13 September 2009
10 September 2009
The Crystal Cave of Giants was accidentally discovered in 2000 by miners working in the silver and lead mine at Naica, Mexico. It lies almost 300 meters (900 feet) below the surface of the Earth and it contains the largest crystals known in the world, by far. The largest crystals are over 11 meters long (36 feet) and weigh 55 tons.
The crystals themselves are made of selenite which is crystallized gypsum, the same material used in drywall construction. Except these crystals formed over a span of about half a million years in a hot water solution, saturated with minerals. The the temperature inside the cave remained very consistently hot for the entire time the crystals were growing.
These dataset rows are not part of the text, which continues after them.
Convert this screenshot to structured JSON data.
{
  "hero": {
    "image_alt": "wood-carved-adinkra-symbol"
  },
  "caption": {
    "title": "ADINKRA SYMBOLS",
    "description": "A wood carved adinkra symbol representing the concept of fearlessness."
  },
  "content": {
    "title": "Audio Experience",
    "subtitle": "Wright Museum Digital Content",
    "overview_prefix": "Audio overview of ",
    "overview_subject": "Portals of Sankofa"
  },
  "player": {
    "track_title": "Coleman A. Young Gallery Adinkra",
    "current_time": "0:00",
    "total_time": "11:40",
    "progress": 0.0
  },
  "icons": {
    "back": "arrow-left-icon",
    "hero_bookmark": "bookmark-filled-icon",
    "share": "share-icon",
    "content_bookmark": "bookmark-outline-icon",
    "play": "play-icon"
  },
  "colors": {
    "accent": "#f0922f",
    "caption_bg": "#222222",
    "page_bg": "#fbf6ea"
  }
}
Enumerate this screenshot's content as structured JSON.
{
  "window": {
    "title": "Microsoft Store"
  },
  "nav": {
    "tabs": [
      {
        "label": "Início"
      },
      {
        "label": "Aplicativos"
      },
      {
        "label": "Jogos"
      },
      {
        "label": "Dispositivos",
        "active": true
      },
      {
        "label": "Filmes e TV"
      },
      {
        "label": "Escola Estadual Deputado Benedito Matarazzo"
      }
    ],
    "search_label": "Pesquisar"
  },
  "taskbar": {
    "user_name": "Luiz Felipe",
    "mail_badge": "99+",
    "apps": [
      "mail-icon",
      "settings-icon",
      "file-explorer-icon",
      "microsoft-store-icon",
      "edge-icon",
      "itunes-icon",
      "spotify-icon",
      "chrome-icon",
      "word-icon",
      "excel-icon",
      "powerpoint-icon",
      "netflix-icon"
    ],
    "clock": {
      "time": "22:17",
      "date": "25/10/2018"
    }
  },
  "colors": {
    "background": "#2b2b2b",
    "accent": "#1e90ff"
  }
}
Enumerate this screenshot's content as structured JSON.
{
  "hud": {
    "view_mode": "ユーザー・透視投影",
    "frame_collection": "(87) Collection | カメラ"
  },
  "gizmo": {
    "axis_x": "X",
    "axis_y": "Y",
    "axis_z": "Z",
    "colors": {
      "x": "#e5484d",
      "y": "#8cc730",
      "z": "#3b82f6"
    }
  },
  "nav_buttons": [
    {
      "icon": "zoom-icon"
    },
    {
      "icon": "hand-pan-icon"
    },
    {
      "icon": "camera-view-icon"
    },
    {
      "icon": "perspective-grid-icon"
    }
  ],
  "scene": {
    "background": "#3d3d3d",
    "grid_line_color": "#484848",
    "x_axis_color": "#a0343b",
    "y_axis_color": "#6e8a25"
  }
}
It is still incredibly hot in the cave due its proximity to a magma chamber, deep underground. The air temperature is 50C with a relative humidity of over 90%, making the air feel like an unbearable 105C (228F) Entering the cave without special protective suits can be fatal in 15 minutes. I will be entering the cave wearing a special cooling suit with chilling packs inside and a specialized backpack respirator which will allow me to breath chilled air. Even with all this equipment, I will still only be able to stay in the cave for no more than 45 minutes at a time.
In extreme heat, the body begins to lose higher brain functions which made the expedition much more difficult with the risk of falling into deep pits, or being impaled on a sharp crystal. All the camera gear needs to be slowly brought up to temperature beforehand by pre-heating it and most cameras with moving parts and tape mechanisms simply will not work at all.
It is as dangerous as it is beautiful.